Birds’ Nests Making
I work on a local therapeutic farm where I facilitate an art studio. Yesterday we made birds’ nests out of various types of foliage that we harvest from the large farm lands. I am documenting what we did yesterday to introduce what our usual studio activity is like.
Birds’ nests making was inspired by an empty nest we found in an abandoned planter placed near the studio building. We looked into the planter nest as a sample, found an image of what each participant would make and went out for a walk to collect materials.
I went with one of the participants, Paola, who is a Canadian First Nation lady. As I had an image of making my nest with all fresh ferns, I picked up new leaves of broken ferns. Paola looked in my basket, smiled at me and said, “You pick all the new leaves and I take all the dead ones on the ground.” While we were going up along the hill we found a dead squirrel on the ground. The tail of the squirrel looked as beautiful as when it was alive. Paola said, “My grandpa used to put a cigarette butt on a dead animal so that the animal will have an- after-life.” Although we didn’t have a cigarette butt, we gently moved the body on a piece of tree bark. Then- Paola gently placed it under a shrub, saying, “This will help other animals”. On the way to our art studio, Paola broke off a twig with new leaves and yellow flowers. I asked her why she suddenly picked a new fresh plant instead of a dead one. She said, “Flowers are good to be seen”, then handed me the branch. Its thorns pricked both Paola’s and my fingers. Paola said, “You know what? My last name is Sting, and everyone laughs about it.” We laughed loudly together. I enjoyed the conversation with Paola; I felt her beautiful personality and was happy.

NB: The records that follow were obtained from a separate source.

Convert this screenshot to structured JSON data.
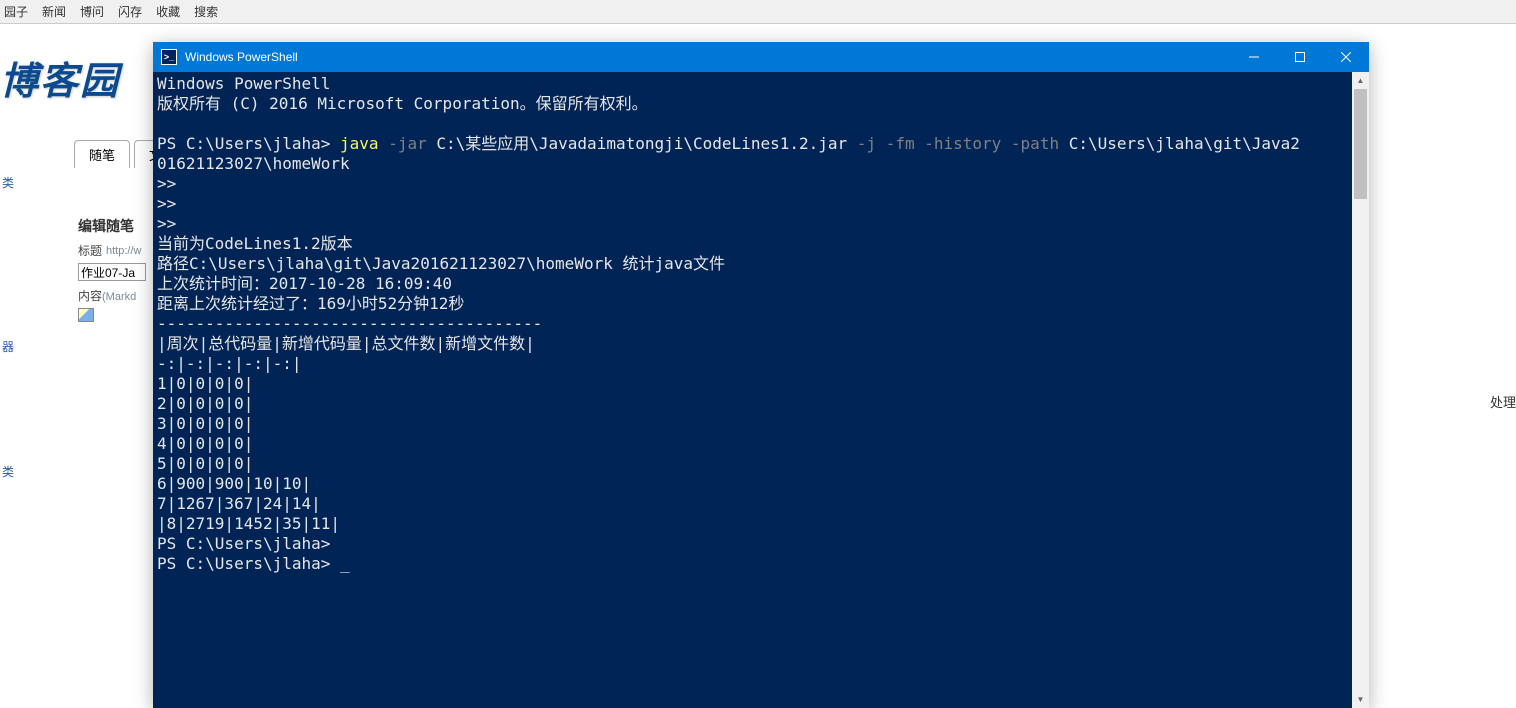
{
  "browser_menu": {
    "items": [
      "园子",
      "新闻",
      "博问",
      "闪存",
      "收藏",
      "搜索"
    ]
  },
  "blog": {
    "logo": "博客园"
  },
  "tabs": {
    "t1": "随笔",
    "t2": "文"
  },
  "editor": {
    "header": "编辑随笔",
    "title_label": "标题",
    "title_hint": "http://w",
    "title_value": "作业07-Ja",
    "content_label": "内容",
    "content_hint": "(Markd"
  },
  "left_cat": {
    "c1": "类",
    "c2": "器",
    "c3": "类"
  },
  "right_text": "处理",
  "powershell": {
    "title": "Windows PowerShell",
    "header_line1": "Windows PowerShell",
    "header_line2": "版权所有 (C) 2016 Microsoft Corporation。保留所有权利。",
    "prompt1_pre": "PS C:\\Users\\jlaha> ",
    "cmd_java": "java",
    "cmd_jar": " -jar ",
    "cmd_jarpath": "C:\\某些应用\\Javadaimatongji\\CodeLines1.2.jar",
    "cmd_flags": " -j -fm -history -path ",
    "cmd_path_tail": "C:\\Users\\jlaha\\git\\Java2",
    "cmd_wrap": "01621123027\\homeWork",
    "gt1": ">>",
    "gt2": ">>",
    "gt3": ">>",
    "ver_line": "当前为CodeLines1.2版本",
    "path_line": "路径C:\\Users\\jlaha\\git\\Java201621123027\\homeWork 统计java文件",
    "last_time": "上次统计时间：2017-10-28 16:09:40",
    "elapsed": "距离上次统计经过了：169小时52分钟12秒",
    "dashes": "----------------------------------------",
    "table_header": "|周次|总代码量|新增代码量|总文件数|新增文件数|",
    "table_sep": "-:|-:|-:|-:|-:|",
    "row1": "1|0|0|0|0|",
    "row2": "2|0|0|0|0|",
    "row3": "3|0|0|0|0|",
    "row4": "4|0|0|0|0|",
    "row5": "5|0|0|0|0|",
    "row6": "6|900|900|10|10|",
    "row7": "7|1267|367|24|14|",
    "row8": "|8|2719|1452|35|11|",
    "prompt2": "PS C:\\Users\\jlaha>",
    "prompt3": "PS C:\\Users\\jlaha> ",
    "cursor": "_"
  }
}
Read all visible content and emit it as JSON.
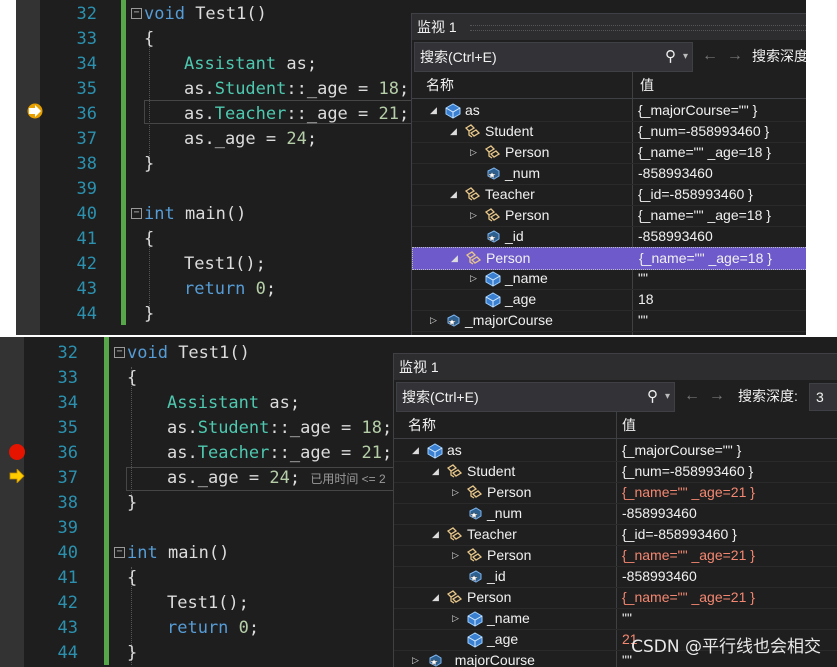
{
  "code_lines": [
    {
      "n": "32",
      "t": "void Test1()"
    },
    {
      "n": "33",
      "t": "{"
    },
    {
      "n": "34",
      "t": "Assistant as;"
    },
    {
      "n": "35",
      "t": "as.Student::_age = 18;"
    },
    {
      "n": "36",
      "t": "as.Teacher::_age = 21;"
    },
    {
      "n": "37",
      "t": "as._age = 24;"
    },
    {
      "n": "38",
      "t": "}"
    },
    {
      "n": "39",
      "t": ""
    },
    {
      "n": "40",
      "t": "int main()"
    },
    {
      "n": "41",
      "t": "{"
    },
    {
      "n": "42",
      "t": "Test1();"
    },
    {
      "n": "43",
      "t": "return 0;"
    },
    {
      "n": "44",
      "t": "}"
    }
  ],
  "timing_hint": "已用时间 <= 2",
  "watch1": {
    "title": "监视 1",
    "search_placeholder": "搜索(Ctrl+E)",
    "depth_label": "搜索深度",
    "col_name": "名称",
    "col_value": "值",
    "rows": [
      {
        "name": "as",
        "value": "{_majorCourse=\"\" }",
        "expand": "◢",
        "icon": "object"
      },
      {
        "name": "Student",
        "value": "{_num=-858993460 }",
        "expand": "◢",
        "icon": "class"
      },
      {
        "name": "Person",
        "value": "{_name=\"\" _age=18 }",
        "expand": "▷",
        "icon": "class"
      },
      {
        "name": "_num",
        "value": "-858993460",
        "expand": "",
        "icon": "field"
      },
      {
        "name": "Teacher",
        "value": "{_id=-858993460 }",
        "expand": "◢",
        "icon": "class"
      },
      {
        "name": "Person",
        "value": "{_name=\"\" _age=18 }",
        "expand": "▷",
        "icon": "class"
      },
      {
        "name": "_id",
        "value": "-858993460",
        "expand": "",
        "icon": "field"
      },
      {
        "name": "Person",
        "value": "{_name=\"\" _age=18 }",
        "expand": "◢",
        "icon": "class"
      },
      {
        "name": "_name",
        "value": "\"\"",
        "expand": "▷",
        "icon": "object"
      },
      {
        "name": "_age",
        "value": "18",
        "expand": "",
        "icon": "object"
      },
      {
        "name": "_majorCourse",
        "value": "\"\"",
        "expand": "▷",
        "icon": "field"
      }
    ]
  },
  "watch2": {
    "title": "监视 1",
    "search_placeholder": "搜索(Ctrl+E)",
    "depth_label": "搜索深度:",
    "depth_value": "3",
    "col_name": "名称",
    "col_value": "值",
    "rows": [
      {
        "name": "as",
        "value": "{_majorCourse=\"\" }",
        "expand": "◢",
        "icon": "object",
        "changed": false
      },
      {
        "name": "Student",
        "value": "{_num=-858993460 }",
        "expand": "◢",
        "icon": "class",
        "changed": false
      },
      {
        "name": "Person",
        "value": "{_name=\"\" _age=21 }",
        "expand": "▷",
        "icon": "class",
        "changed": true
      },
      {
        "name": "_num",
        "value": "-858993460",
        "expand": "",
        "icon": "field",
        "changed": false
      },
      {
        "name": "Teacher",
        "value": "{_id=-858993460 }",
        "expand": "◢",
        "icon": "class",
        "changed": false
      },
      {
        "name": "Person",
        "value": "{_name=\"\" _age=21 }",
        "expand": "▷",
        "icon": "class",
        "changed": true
      },
      {
        "name": "_id",
        "value": "-858993460",
        "expand": "",
        "icon": "field",
        "changed": false
      },
      {
        "name": "Person",
        "value": "{_name=\"\" _age=21 }",
        "expand": "◢",
        "icon": "class",
        "changed": true
      },
      {
        "name": "_name",
        "value": "\"\"",
        "expand": "▷",
        "icon": "object",
        "changed": false
      },
      {
        "name": "_age",
        "value": "21",
        "expand": "",
        "icon": "object",
        "changed": true
      },
      {
        "name": "_majorCourse",
        "value": "\"\"",
        "expand": "▷",
        "icon": "field",
        "changed": false
      }
    ]
  },
  "watermark": "CSDN @平行线也会相交",
  "colors": {
    "keyword": "#569cd6",
    "type": "#4ec9b0",
    "number": "#b5cea8",
    "line_number": "#2b91af",
    "changed_value": "#f48771",
    "selection": "#6f5acb",
    "breakpoint": "#e51400",
    "arrow": "#ffcc00"
  }
}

Though she has been struggling with her personal life, she is still so loving and caring about nature and others.
One hour later all the participants came back with basketsful of different plants. In order to tie the pieces of foliage together we used hempen thread although in real life birds use spider’s web. At the end of the studio time, we had nine different birds’ nests and each was slightly – or some were radically – different.
I loved all of them. I felt each nest tells something about each person – one nest had dandelion seeds carefully placed in the center as if it was a comfortable bed; a relatively large nest was made with various grasses, and flowers were arranged at the bottom outside the nest so that people could see them from underneath; another nest was made with plants but also a used plastic bag found in the forest; a small globe shaped nest was still quite stable on the flat table -and so on. As different birds make different nests, each participant made something characteristic of themselves. This was a simple and short activity but everyone looked content.
I always hope that our therapeutic art studio is like a bird’s nest that everyone will fly from, but will return to for recharging anytime when they need that. Art therapy is like weaving a bird’s nest. I feel our casual conversation in the studio is like tiny strands of spider’s web that connect each moment of the time we spend together.